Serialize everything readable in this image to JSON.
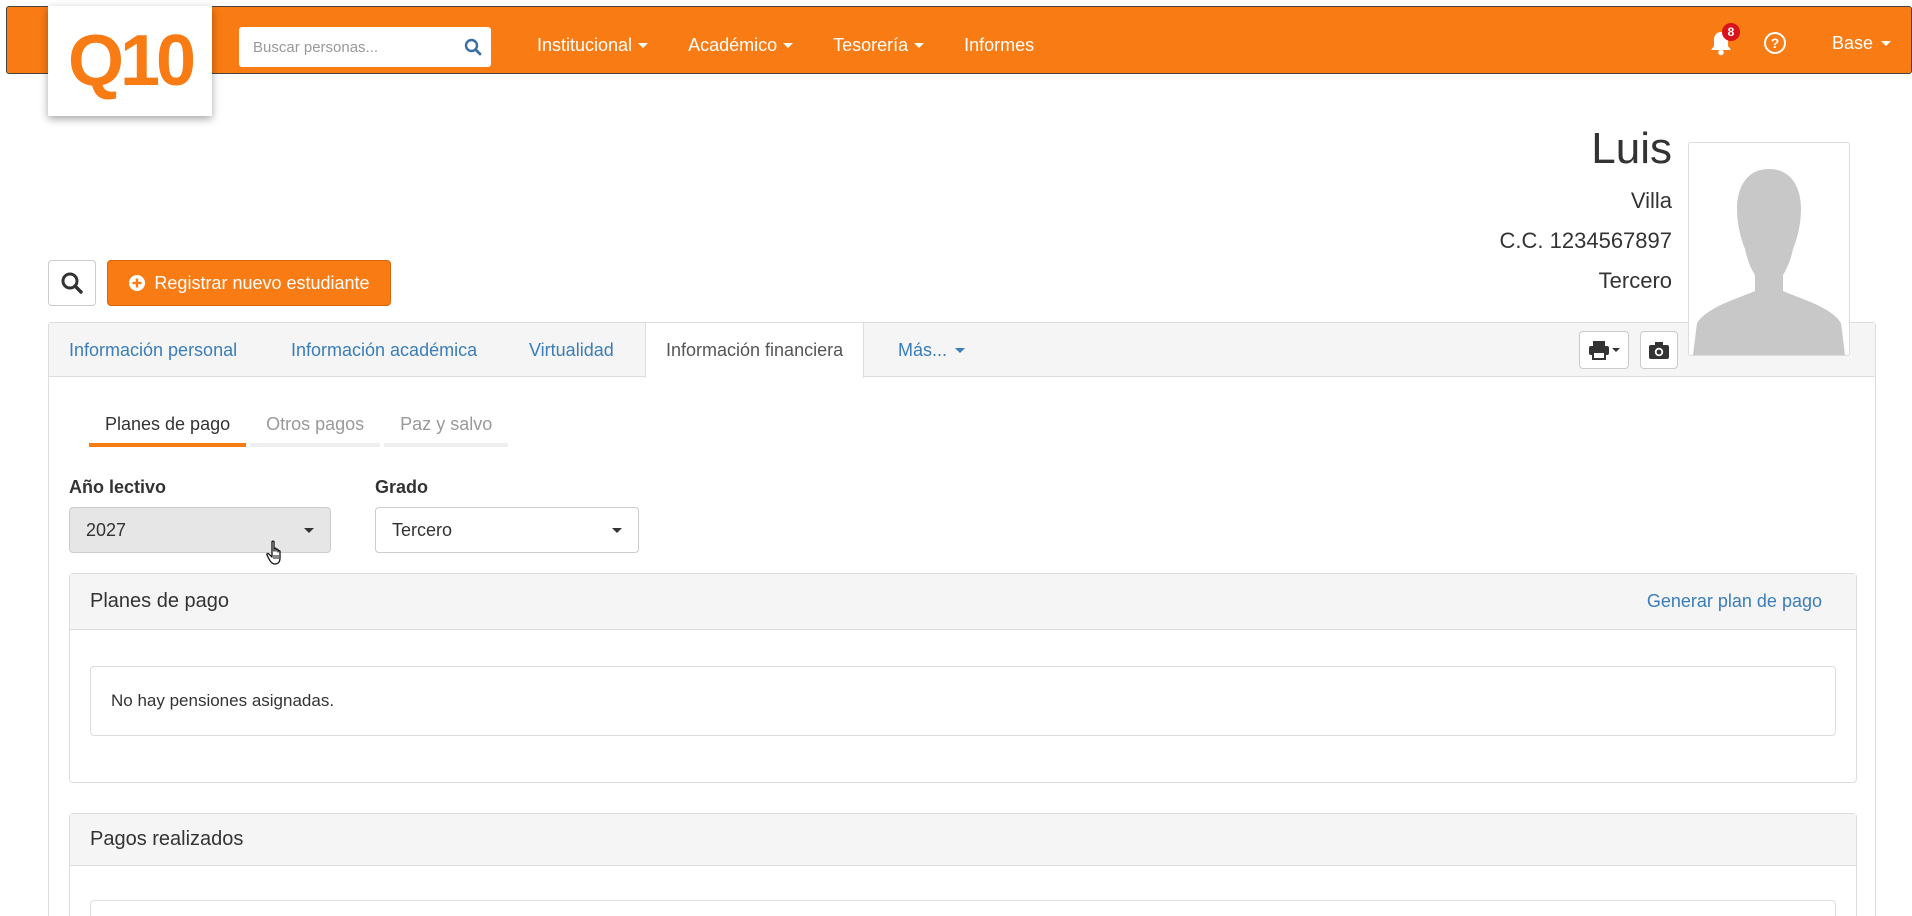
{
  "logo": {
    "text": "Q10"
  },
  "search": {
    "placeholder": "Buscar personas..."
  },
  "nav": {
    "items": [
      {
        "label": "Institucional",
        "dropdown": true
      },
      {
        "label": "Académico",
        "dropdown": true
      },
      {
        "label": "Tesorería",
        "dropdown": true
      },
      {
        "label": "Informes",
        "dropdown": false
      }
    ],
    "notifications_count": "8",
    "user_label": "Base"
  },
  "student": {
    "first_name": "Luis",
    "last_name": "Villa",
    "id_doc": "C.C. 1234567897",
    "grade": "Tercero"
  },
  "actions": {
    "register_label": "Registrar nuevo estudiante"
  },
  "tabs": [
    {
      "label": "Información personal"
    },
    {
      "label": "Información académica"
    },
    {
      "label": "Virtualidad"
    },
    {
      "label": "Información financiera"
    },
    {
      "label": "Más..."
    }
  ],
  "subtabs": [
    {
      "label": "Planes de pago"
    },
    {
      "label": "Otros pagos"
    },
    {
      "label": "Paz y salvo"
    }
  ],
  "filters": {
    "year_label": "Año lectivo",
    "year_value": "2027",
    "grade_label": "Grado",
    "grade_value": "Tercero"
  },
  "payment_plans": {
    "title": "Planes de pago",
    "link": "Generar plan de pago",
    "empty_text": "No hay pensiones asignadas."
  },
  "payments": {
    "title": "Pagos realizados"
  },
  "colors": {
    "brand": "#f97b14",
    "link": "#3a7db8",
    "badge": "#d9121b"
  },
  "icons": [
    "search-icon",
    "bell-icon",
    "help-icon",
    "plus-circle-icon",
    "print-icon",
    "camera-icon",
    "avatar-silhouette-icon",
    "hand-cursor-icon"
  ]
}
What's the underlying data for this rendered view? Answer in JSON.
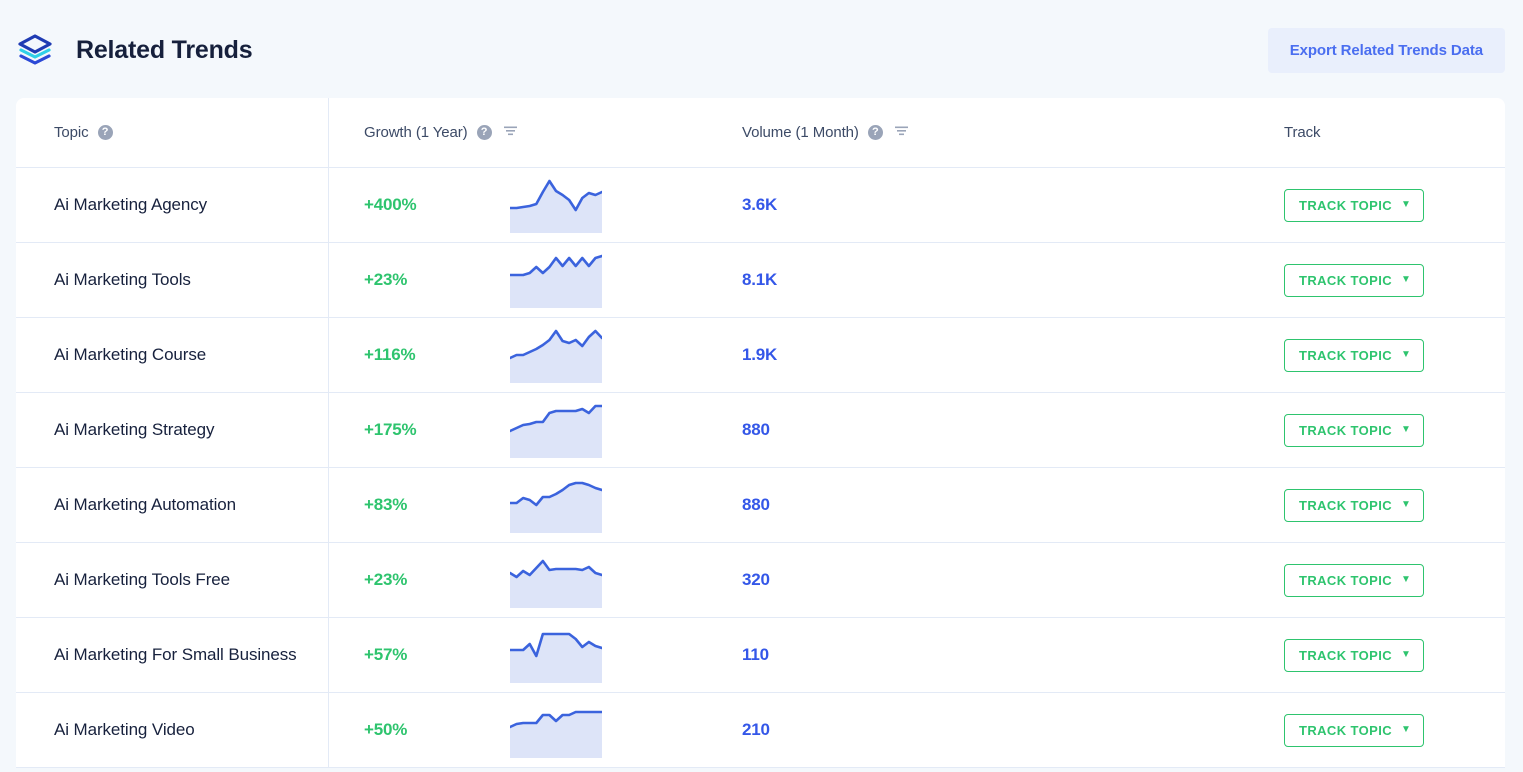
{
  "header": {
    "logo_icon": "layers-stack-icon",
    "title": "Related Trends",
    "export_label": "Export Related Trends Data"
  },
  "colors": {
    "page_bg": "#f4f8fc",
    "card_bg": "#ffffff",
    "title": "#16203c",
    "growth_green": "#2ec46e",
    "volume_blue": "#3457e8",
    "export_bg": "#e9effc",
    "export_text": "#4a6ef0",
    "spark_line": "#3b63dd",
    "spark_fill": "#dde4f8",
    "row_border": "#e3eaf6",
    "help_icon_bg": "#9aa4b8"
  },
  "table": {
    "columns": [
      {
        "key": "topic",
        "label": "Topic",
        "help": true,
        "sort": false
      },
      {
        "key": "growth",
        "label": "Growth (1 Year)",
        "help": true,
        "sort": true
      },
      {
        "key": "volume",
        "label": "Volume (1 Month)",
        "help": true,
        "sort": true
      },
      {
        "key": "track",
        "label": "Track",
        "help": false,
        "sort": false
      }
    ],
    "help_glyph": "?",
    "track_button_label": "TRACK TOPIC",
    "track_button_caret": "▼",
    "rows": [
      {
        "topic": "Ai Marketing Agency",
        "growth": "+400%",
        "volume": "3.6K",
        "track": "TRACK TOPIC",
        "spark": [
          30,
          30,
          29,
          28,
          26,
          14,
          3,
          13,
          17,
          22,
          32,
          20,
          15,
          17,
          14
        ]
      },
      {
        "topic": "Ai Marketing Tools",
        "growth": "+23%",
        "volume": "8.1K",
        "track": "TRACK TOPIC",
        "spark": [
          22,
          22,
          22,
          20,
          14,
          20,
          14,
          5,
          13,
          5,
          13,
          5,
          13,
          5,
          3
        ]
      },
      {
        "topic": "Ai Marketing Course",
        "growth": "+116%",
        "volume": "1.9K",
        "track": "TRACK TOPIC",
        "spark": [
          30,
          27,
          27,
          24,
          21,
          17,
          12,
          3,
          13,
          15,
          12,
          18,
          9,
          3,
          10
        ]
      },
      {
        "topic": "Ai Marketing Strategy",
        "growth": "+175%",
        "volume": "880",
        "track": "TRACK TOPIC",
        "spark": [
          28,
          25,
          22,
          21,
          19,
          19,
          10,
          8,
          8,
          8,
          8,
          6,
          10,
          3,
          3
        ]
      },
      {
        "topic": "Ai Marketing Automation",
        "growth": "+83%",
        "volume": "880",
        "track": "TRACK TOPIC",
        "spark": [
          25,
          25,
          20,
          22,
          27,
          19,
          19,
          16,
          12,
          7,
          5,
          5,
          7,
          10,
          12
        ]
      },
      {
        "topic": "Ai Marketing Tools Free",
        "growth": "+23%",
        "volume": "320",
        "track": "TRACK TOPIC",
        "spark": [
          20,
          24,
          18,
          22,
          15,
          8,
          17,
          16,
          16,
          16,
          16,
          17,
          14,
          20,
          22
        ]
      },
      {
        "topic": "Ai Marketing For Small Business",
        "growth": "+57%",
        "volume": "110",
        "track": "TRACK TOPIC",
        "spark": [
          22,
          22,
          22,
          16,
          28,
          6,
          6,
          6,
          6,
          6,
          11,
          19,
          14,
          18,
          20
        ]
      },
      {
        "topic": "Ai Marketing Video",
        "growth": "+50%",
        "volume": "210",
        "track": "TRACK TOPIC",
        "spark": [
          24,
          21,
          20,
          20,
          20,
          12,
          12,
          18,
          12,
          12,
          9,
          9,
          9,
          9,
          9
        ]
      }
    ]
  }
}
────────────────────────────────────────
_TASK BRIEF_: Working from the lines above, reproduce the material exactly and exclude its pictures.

_SOLVED PROBLEM_:
Serialize everything readable in this image to JSON.
{
  "logo": {
    "text": "Q10"
  },
  "search": {
    "placeholder": "Buscar personas..."
  },
  "nav": {
    "items": [
      {
        "label": "Institucional",
        "dropdown": true
      },
      {
        "label": "Académico",
        "dropdown": true
      },
      {
        "label": "Tesorería",
        "dropdown": true
      },
      {
        "label": "Informes",
        "dropdown": false
      }
    ],
    "notifications_count": "8",
    "user_label": "Base"
  },
  "student": {
    "first_name": "Luis",
    "last_name": "Villa",
    "id_doc": "C.C. 1234567897",
    "grade": "Tercero"
  },
  "actions": {
    "register_label": "Registrar nuevo estudiante"
  },
  "tabs": [
    {
      "label": "Información personal"
    },
    {
      "label": "Información académica"
    },
    {
      "label": "Virtualidad"
    },
    {
      "label": "Información financiera"
    },
    {
      "label": "Más..."
    }
  ],
  "subtabs": [
    {
      "label": "Planes de pago"
    },
    {
      "label": "Otros pagos"
    },
    {
      "label": "Paz y salvo"
    }
  ],
  "filters": {
    "year_label": "Año lectivo",
    "year_value": "2027",
    "grade_label": "Grado",
    "grade_value": "Tercero"
  },
  "payment_plans": {
    "title": "Planes de pago",
    "link": "Generar plan de pago",
    "empty_text": "No hay pensiones asignadas."
  },
  "payments": {
    "title": "Pagos realizados"
  },
  "colors": {
    "brand": "#f97b14",
    "link": "#3a7db8",
    "badge": "#d9121b"
  },
  "icons": [
    "search-icon",
    "bell-icon",
    "help-icon",
    "plus-circle-icon",
    "print-icon",
    "camera-icon",
    "avatar-silhouette-icon",
    "hand-cursor-icon"
  ]
}
What's the underlying data for this rendered view? Answer in JSON.
{
  "header": {
    "logo_icon": "layers-stack-icon",
    "title": "Related Trends",
    "export_label": "Export Related Trends Data"
  },
  "colors": {
    "page_bg": "#f4f8fc",
    "card_bg": "#ffffff",
    "title": "#16203c",
    "growth_green": "#2ec46e",
    "volume_blue": "#3457e8",
    "export_bg": "#e9effc",
    "export_text": "#4a6ef0",
    "spark_line": "#3b63dd",
    "spark_fill": "#dde4f8",
    "row_border": "#e3eaf6",
    "help_icon_bg": "#9aa4b8"
  },
  "table": {
    "columns": [
      {
        "key": "topic",
        "label": "Topic",
        "help": true,
        "sort": false
      },
      {
        "key": "growth",
        "label": "Growth (1 Year)",
        "help": true,
        "sort": true
      },
      {
        "key": "volume",
        "label": "Volume (1 Month)",
        "help": true,
        "sort": true
      },
      {
        "key": "track",
        "label": "Track",
        "help": false,
        "sort": false
      }
    ],
    "help_glyph": "?",
    "track_button_label": "TRACK TOPIC",
    "track_button_caret": "▼",
    "rows": [
      {
        "topic": "Ai Marketing Agency",
        "growth": "+400%",
        "volume": "3.6K",
        "track": "TRACK TOPIC",
        "spark": [
          30,
          30,
          29,
          28,
          26,
          14,
          3,
          13,
          17,
          22,
          32,
          20,
          15,
          17,
          14
        ]
      },
      {
        "topic": "Ai Marketing Tools",
        "growth": "+23%",
        "volume": "8.1K",
        "track": "TRACK TOPIC",
        "spark": [
          22,
          22,
          22,
          20,
          14,
          20,
          14,
          5,
          13,
          5,
          13,
          5,
          13,
          5,
          3
        ]
      },
      {
        "topic": "Ai Marketing Course",
        "growth": "+116%",
        "volume": "1.9K",
        "track": "TRACK TOPIC",
        "spark": [
          30,
          27,
          27,
          24,
          21,
          17,
          12,
          3,
          13,
          15,
          12,
          18,
          9,
          3,
          10
        ]
      },
      {
        "topic": "Ai Marketing Strategy",
        "growth": "+175%",
        "volume": "880",
        "track": "TRACK TOPIC",
        "spark": [
          28,
          25,
          22,
          21,
          19,
          19,
          10,
          8,
          8,
          8,
          8,
          6,
          10,
          3,
          3
        ]
      },
      {
        "topic": "Ai Marketing Automation",
        "growth": "+83%",
        "volume": "880",
        "track": "TRACK TOPIC",
        "spark": [
          25,
          25,
          20,
          22,
          27,
          19,
          19,
          16,
          12,
          7,
          5,
          5,
          7,
          10,
          12
        ]
      },
      {
        "topic": "Ai Marketing Tools Free",
        "growth": "+23%",
        "volume": "320",
        "track": "TRACK TOPIC",
        "spark": [
          20,
          24,
          18,
          22,
          15,
          8,
          17,
          16,
          16,
          16,
          16,
          17,
          14,
          20,
          22
        ]
      },
      {
        "topic": "Ai Marketing For Small Business",
        "growth": "+57%",
        "volume": "110",
        "track": "TRACK TOPIC",
        "spark": [
          22,
          22,
          22,
          16,
          28,
          6,
          6,
          6,
          6,
          6,
          11,
          19,
          14,
          18,
          20
        ]
      },
      {
        "topic": "Ai Marketing Video",
        "growth": "+50%",
        "volume": "210",
        "track": "TRACK TOPIC",
        "spark": [
          24,
          21,
          20,
          20,
          20,
          12,
          12,
          18,
          12,
          12,
          9,
          9,
          9,
          9,
          9
        ]
      }
    ]
  }
}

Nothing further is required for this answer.